It’s possible to have a game where you can invite an opponent to play the same randomly generated level as you to compare scores, but the game only lets you play each stage once before generating a new one so if you screw up, there are no retries. It’s even possible to make it feel more competitive by having both players on the same screen, playing the same stage at the same time. Maybe even spice things up by allowing these players to sabotage each other’s progress with a gameplay mechanic.
Let’s say we’re playing a vertical shoot ‘em up where each enemy shot down by Player 1 leaves a bullet or, depending on the enemy, multiple bullets in varying patterns behind which can collide with Player 2 but have no effect on P1. Naturally, P2 can do the same thing, but this mechanic will add depth and also encourage both players to shoot down more ships than their opponent as this equals more pressure to the guy who has more bullets to dodge.
We can even go a step further and have a mechanic which rewards P1 if they’re skilfully avoiding P2′s pressure tactics by dodging the bullets left by the ships he or she is destroying. This would balance things out as the first player to lose the lead will have a very hard time getting it back, so if they can survive the added bullet pressure, temporary invincibility or a smart bomb could be rewarded for potential comebacks.
I could just stick to the FPS genre but the shoot’em up genre also provides the euphoria I often experience when playing Call of Duty or Counter-Strike. When you’re playing a bullet hell shmup and you see a huge wave of bullets incoming, time slows down and it feels like you have hours to decide where to position yourself to dodge the projectiles as you return fire. During this moment as you weave past this wave whilst continuing to return fire and every second you’re still alive adds to the euphoria… I love that shit. I want to experience it again and again in a competitive environment, because doing this against a real player will no doubt feel infinitely more rewarding.
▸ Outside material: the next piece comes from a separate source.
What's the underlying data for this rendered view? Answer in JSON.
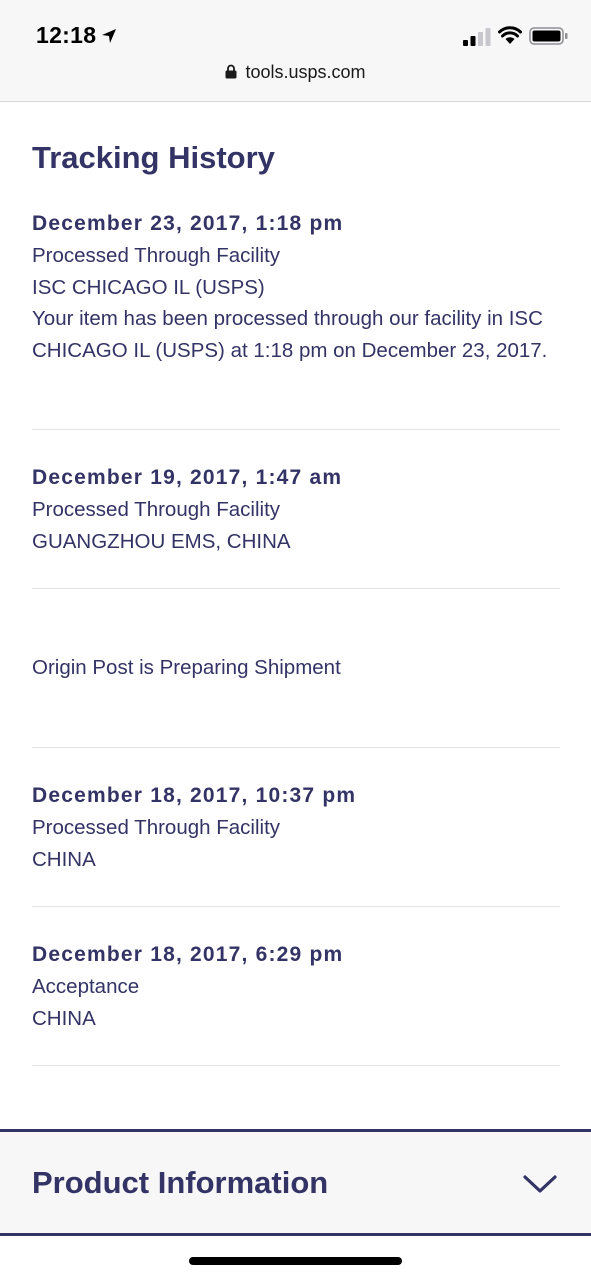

Like I said, I’m sure there’s a game out there which is very similar (or identical) to what I just came up with and it might even be freeware. If the idea I described rings any bells, or if you see a flaw in this concept, let me know in the comments section. By the way, I’m at work right now and wrote this on my iPad without proof reading so apologies in advance for any typos you notice — I’ll clean it up when I get home.